EXERCISE BRIEF
Lines that include the string "title" are the ones to copy from the entries below.

Top of DATA FOR THE TASK

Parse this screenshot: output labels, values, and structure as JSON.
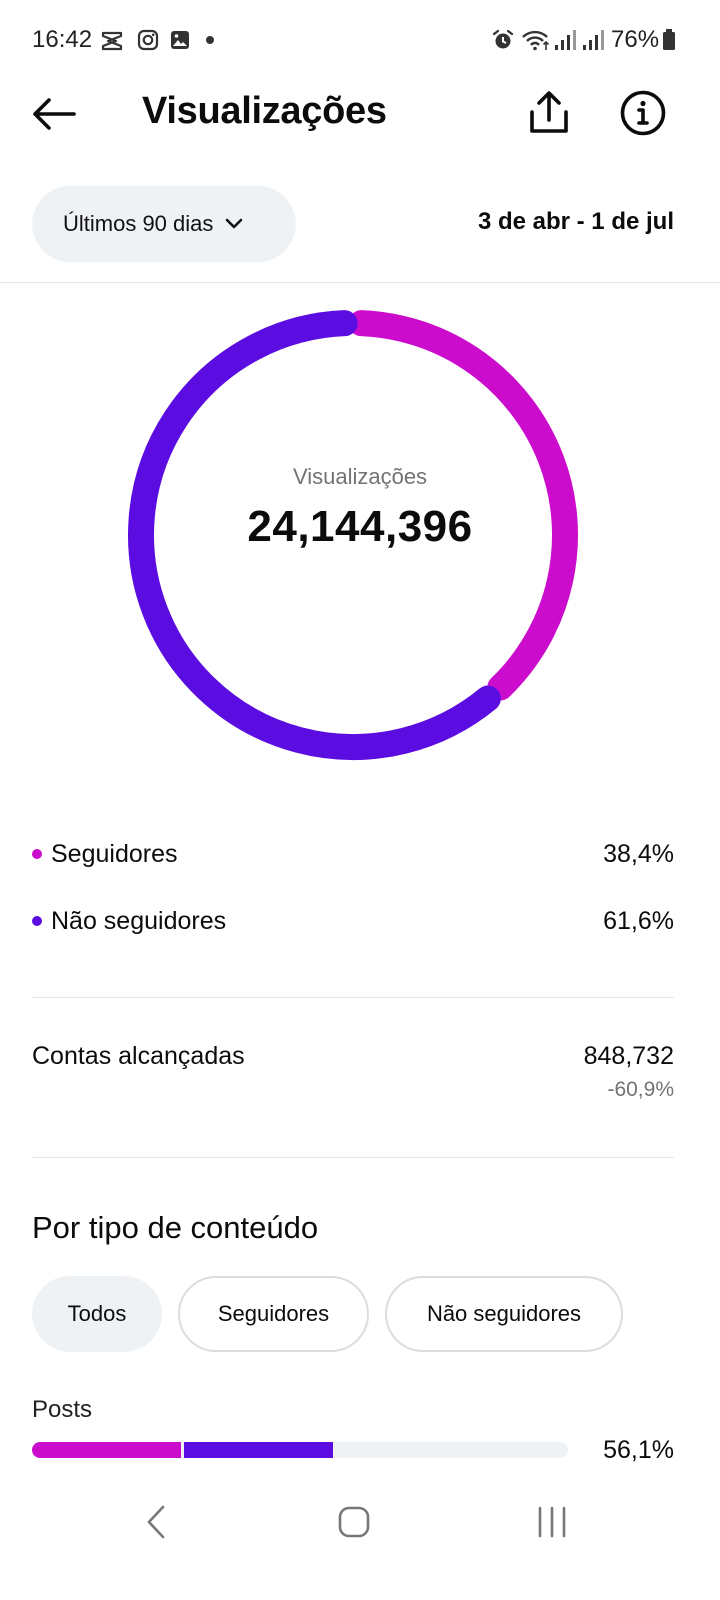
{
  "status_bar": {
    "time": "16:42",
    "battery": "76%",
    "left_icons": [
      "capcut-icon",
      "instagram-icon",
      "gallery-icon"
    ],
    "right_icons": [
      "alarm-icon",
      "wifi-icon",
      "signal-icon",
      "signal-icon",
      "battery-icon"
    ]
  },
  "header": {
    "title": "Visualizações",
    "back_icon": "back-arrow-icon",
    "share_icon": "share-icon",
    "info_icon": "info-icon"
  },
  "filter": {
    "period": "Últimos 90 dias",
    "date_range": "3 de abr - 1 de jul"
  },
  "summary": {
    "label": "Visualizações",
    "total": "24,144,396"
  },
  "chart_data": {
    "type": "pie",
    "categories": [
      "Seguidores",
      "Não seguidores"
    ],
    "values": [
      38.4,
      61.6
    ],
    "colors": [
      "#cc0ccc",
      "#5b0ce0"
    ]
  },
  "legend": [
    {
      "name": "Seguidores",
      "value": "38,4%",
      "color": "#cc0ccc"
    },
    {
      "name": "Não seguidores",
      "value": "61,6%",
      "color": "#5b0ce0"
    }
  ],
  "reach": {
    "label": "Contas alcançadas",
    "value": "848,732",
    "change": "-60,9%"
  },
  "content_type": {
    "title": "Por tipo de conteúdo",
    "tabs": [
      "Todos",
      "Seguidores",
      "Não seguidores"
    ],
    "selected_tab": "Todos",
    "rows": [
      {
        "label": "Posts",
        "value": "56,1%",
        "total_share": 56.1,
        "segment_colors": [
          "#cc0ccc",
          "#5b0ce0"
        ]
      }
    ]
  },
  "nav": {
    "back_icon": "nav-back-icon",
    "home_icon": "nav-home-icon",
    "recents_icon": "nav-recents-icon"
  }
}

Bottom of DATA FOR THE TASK
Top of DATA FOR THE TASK

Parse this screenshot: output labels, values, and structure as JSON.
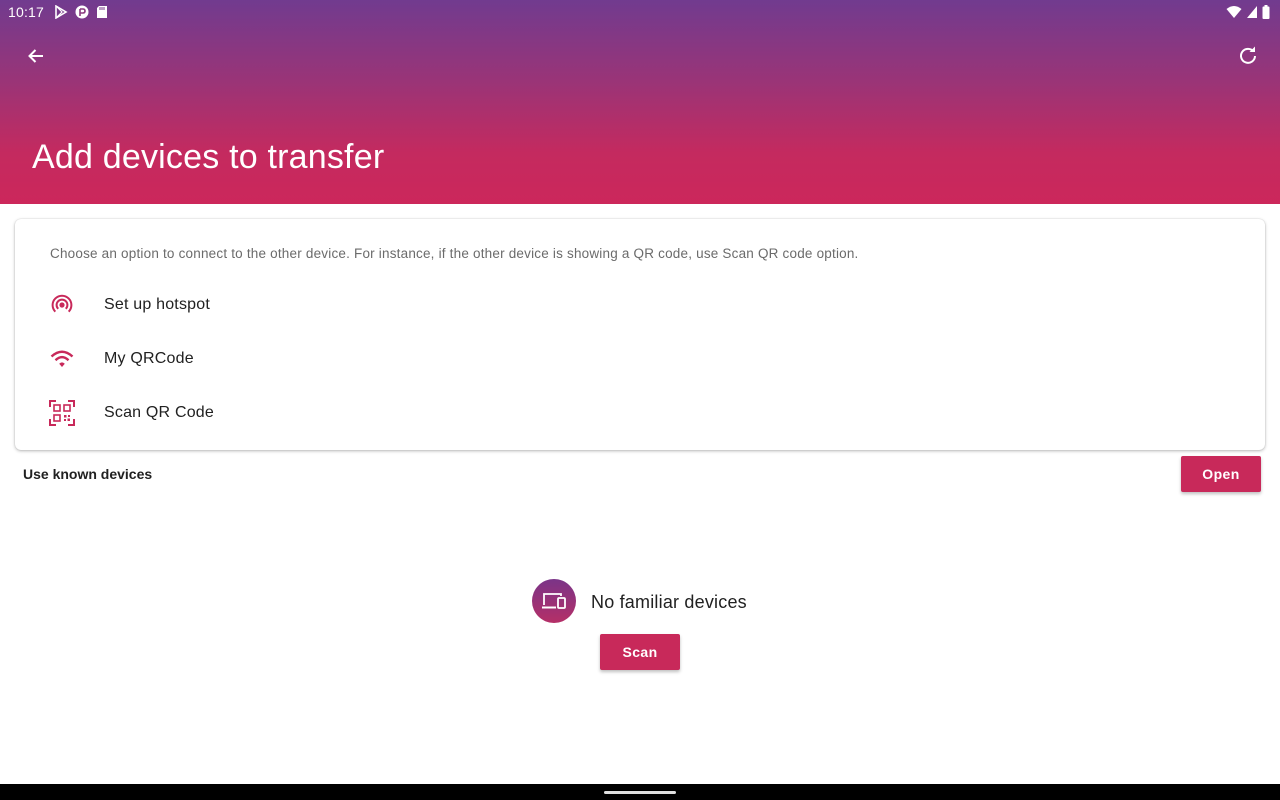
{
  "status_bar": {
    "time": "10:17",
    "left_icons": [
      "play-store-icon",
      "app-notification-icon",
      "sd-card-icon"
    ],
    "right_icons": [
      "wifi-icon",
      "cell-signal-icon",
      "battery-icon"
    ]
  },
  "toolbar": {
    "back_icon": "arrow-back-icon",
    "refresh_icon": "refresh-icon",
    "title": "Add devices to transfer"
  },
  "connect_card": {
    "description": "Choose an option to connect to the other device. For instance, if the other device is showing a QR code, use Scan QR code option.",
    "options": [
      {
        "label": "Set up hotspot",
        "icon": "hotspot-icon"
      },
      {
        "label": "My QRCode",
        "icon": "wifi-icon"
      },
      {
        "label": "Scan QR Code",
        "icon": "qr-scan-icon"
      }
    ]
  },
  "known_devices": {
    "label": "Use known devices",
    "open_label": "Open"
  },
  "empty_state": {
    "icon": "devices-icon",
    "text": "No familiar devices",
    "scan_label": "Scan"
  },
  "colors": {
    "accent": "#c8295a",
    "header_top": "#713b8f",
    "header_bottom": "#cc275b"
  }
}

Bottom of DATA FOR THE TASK

TASK ANSWER
    "title": "Visualizações",
    "title": "Por tipo de conteúdo",
    "title": "Add devices to transfer"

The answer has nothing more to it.